A Non-Sequitur Bombed

A non-sequitur can be used as a humor trigger because of the relationship, or non-relationship, it creates.  A non-sequitur is a statement in which the final part is totally unrelated to the first part.  Or it’s an argument in which its conclusion does not follow from its premises.

An example of a non-sequitur:  I am Norwegian and I am Scandinavian.  Bob is not Norwegian therefore Bob is not Scandinavian.  There is a dis-connect in the logic and the conclusion does not ring true.

Another example:  The news stand was out of Sports Illustrated…I should have worn clean underwear.  Second part does not flow logically from the first part of the statement.

About a month ago, the Word Of The Day at our Toastmasters meeting was non-sequitur.  A week later I decided to try a non-sequitur joke in my Observational Humor monologue. 

The set-up for the joke was a Television commercial which I had recently seen on a couple of the local TV stations.  It was a bunion commercial.  It featured segments of ordinary people going about their daily activities:  “I love jogging…hate the bunions.”  “I love my job…hate the bunions.”  “I love shopping…hate the bunions.”

The commercial stood out to me because I had seen it at least a dozen times.  So I decided to close my Observational Humor monologue with a non-sequitur joke.  Here it is:

“I love humor…hate the bunions.”
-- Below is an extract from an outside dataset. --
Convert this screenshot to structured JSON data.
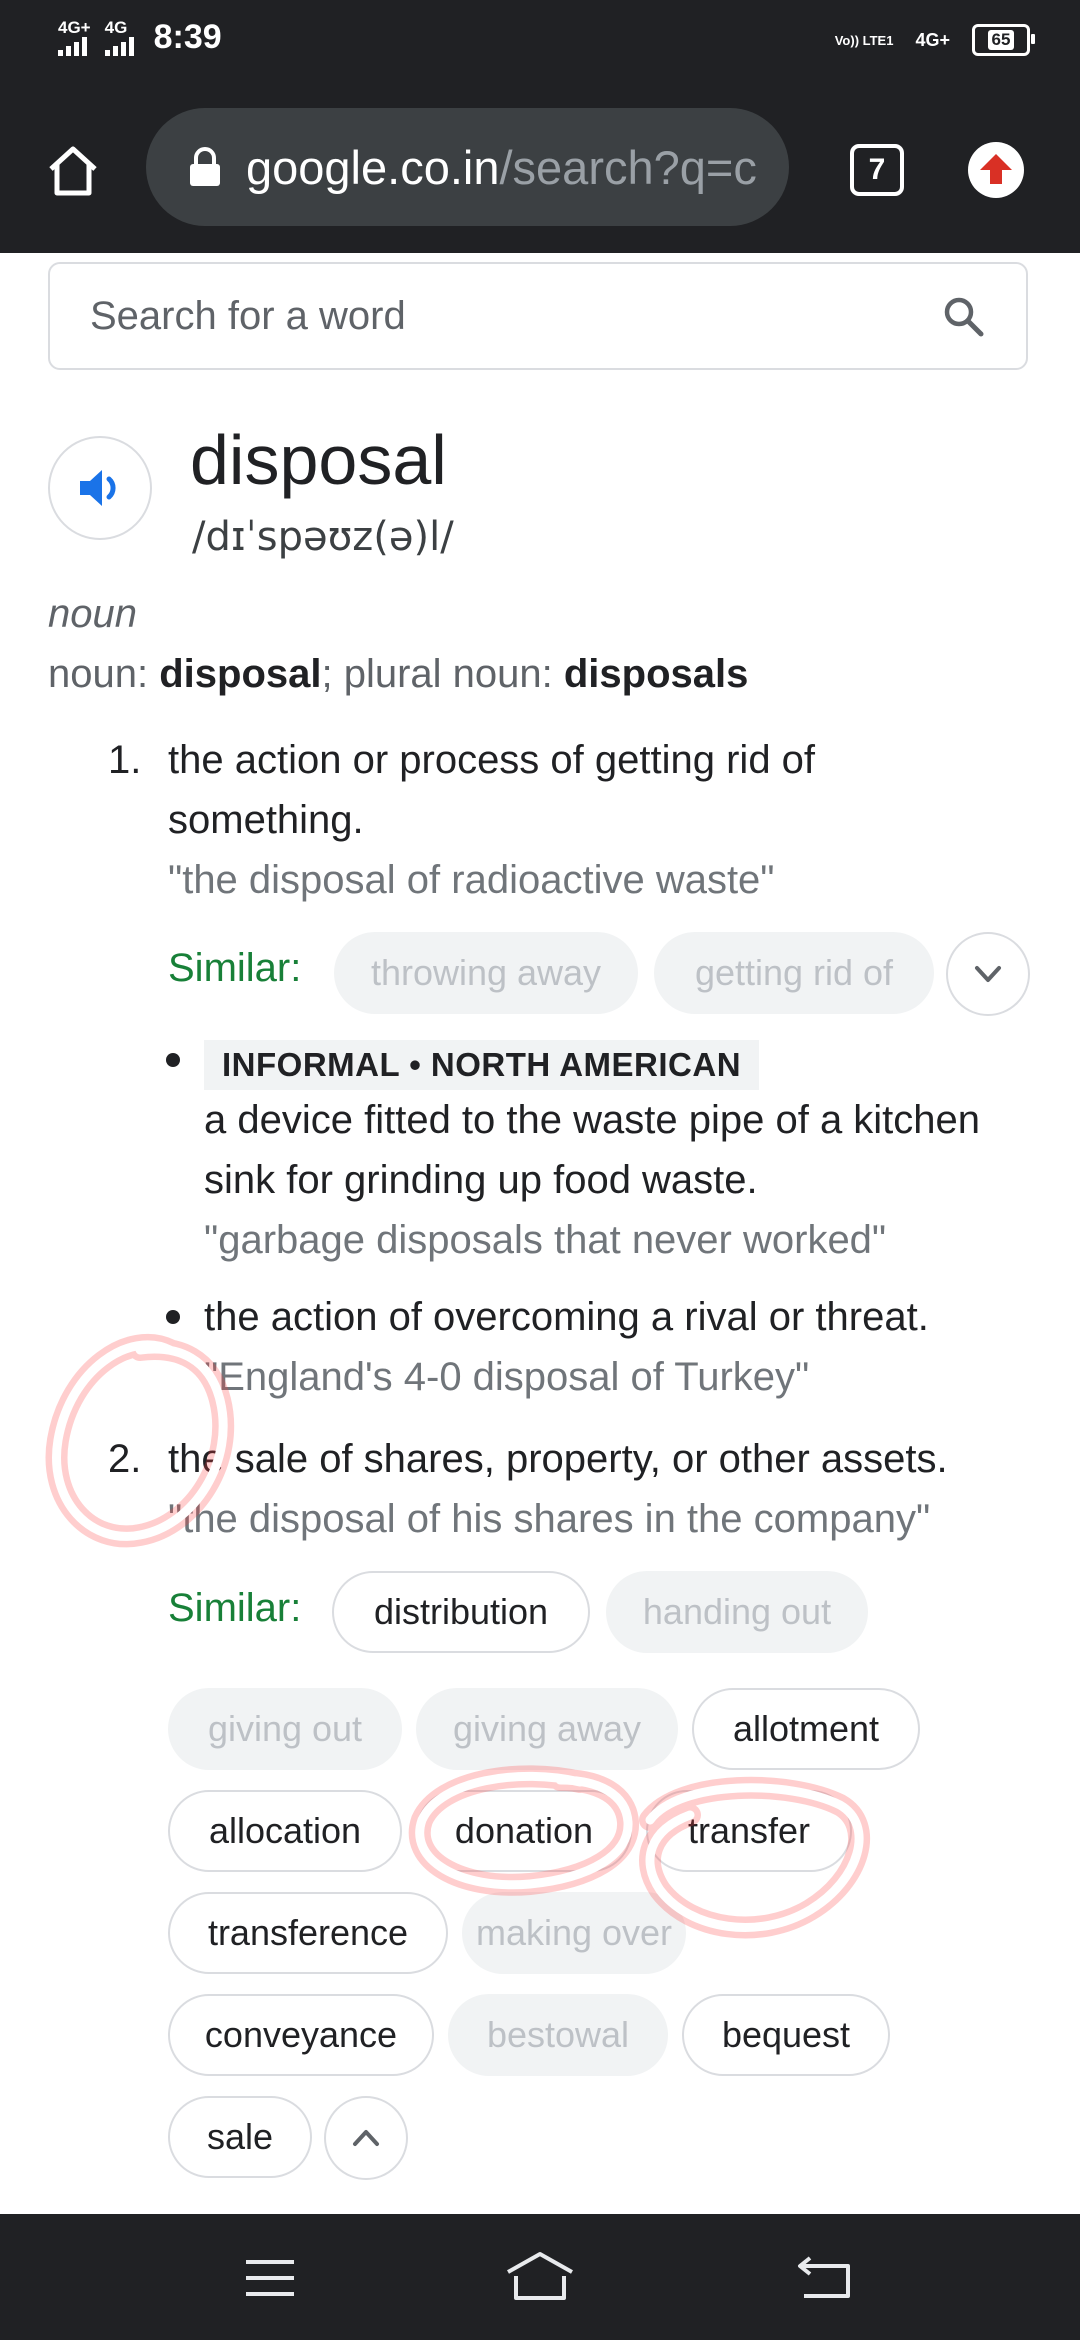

I thought that was funny…since there is no logical connection between humor and the bunions.  The audience sat there and just looked at me.  Not a smile.  After about five seconds I received a sympathetic titter.  The joke didn’t work.  I normally close with a joke that I feel is a sure winner.  So the lack of response was a total surprise to me.

Back to the drawing board.  Time to learn a lesson:

1.  Ask questions.  I talked to some audience members after the meeting.  Most people had not seen the bunion commercials.  Oops.  An incorrect assumption on my part.  I felt that at least half of the people there would have seen the commercials.  I was way off base.

2.  Just like me.  Part of the problem may have been the assumption that people were similar to me.  The bunion commercial was advertising for a local foot-care center.  Most of the commercials aired in the early morning hours when the rates were cheaper.  I often get up between midnight and 4:00 am for a drink of water, and before I go back to sleep I turn on the TV and watch for five minutes.  That’s when I see the commercial.  On reflection afterward, people who attend Toastmasters meetings are probably watching less TV than your average person.  And even fewer are watching in the wee hours of the morning.  So I was using a set-up that probably no one could relate to.  They weren’t just like me, putting themselves in the place to see the commercial.

3.  A clear set-up.  The fact that I used a non-sequitur, which made no logical sense, magnified the need for a clear set-up.  A vague set-up based on an incorrect assumption just didn’t do the trick.  In hind-sight, when using a non-sequitur, a crystal-clear set-up is very important.  Forget playing with the superiority theory and letting the audience do most of the work to get the joke.  I should have referred to the previous week’s word of the day, perhaps defined it, and used a non-sequitur in my comments…before I did my closing joke.

4.  Speak clearly.  The feedback also told me that several people didn’t catch the word BUNION.  I may have been sloppy in my projection or my enunciation.  Or the problem could have been that bunion is not a commonly used word.  I don’t think I’ve used the word bunion in the last 20 years, in conversation.  That’s probably the same for other people too.  Combine the fact that it’s an un-common word with the fact that the train of logic is a total disconnect and you have a sentence which is greeted not with laughs but with “Huh? What did he just say?” Just as I should have mentioned the process of doing a joke with a non-sequitur, I also should have made a comment about bunions before I needed to use it as a punchline to a joke.  And I needed to speak the word BUNION clearly.

5.  Go to school.  You learn more when you bomb than when you get a huge laugh from a joke.  Always go to school when you have a joke that falls flat.  On the flip side, also go to school when you get a laugh where you were not expecting one.  It’s understanding the unexpected which prepares us for stronger performances in the future.